[Stored items from a collection]
Start of Block
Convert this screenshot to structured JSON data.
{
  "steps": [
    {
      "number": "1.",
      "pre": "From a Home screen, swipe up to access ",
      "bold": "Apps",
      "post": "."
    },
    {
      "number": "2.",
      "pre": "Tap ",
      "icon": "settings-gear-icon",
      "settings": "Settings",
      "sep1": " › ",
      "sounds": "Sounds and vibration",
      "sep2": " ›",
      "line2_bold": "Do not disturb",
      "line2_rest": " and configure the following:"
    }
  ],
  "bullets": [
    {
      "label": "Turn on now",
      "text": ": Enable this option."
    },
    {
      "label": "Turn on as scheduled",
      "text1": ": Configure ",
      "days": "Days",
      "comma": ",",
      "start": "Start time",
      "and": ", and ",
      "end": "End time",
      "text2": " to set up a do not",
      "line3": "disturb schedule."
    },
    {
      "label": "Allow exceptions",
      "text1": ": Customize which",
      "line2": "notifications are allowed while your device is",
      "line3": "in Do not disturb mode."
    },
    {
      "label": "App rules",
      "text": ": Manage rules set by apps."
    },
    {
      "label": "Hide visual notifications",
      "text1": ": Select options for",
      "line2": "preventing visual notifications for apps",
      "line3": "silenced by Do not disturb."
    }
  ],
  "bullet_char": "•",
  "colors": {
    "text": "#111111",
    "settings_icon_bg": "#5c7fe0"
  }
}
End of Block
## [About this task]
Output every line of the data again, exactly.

## [Exercise solution]
Convert this screenshot to structured JSON data.
{
  "steps": [
    {
      "number": "1.",
      "pre": "From a Home screen, swipe up to access ",
      "bold": "Apps",
      "post": "."
    },
    {
      "number": "2.",
      "pre": "Tap ",
      "icon": "settings-gear-icon",
      "settings": "Settings",
      "sep1": " › ",
      "sounds": "Sounds and vibration",
      "sep2": " ›",
      "line2_bold": "Do not disturb",
      "line2_rest": " and configure the following:"
    }
  ],
  "bullets": [
    {
      "label": "Turn on now",
      "text": ": Enable this option."
    },
    {
      "label": "Turn on as scheduled",
      "text1": ": Configure ",
      "days": "Days",
      "comma": ",",
      "start": "Start time",
      "and": ", and ",
      "end": "End time",
      "text2": " to set up a do not",
      "line3": "disturb schedule."
    },
    {
      "label": "Allow exceptions",
      "text1": ": Customize which",
      "line2": "notifications are allowed while your device is",
      "line3": "in Do not disturb mode."
    },
    {
      "label": "App rules",
      "text": ": Manage rules set by apps."
    },
    {
      "label": "Hide visual notifications",
      "text1": ": Select options for",
      "line2": "preventing visual notifications for apps",
      "line3": "silenced by Do not disturb."
    }
  ],
  "bullet_char": "•",
  "colors": {
    "text": "#111111",
    "settings_icon_bg": "#5c7fe0"
  }
}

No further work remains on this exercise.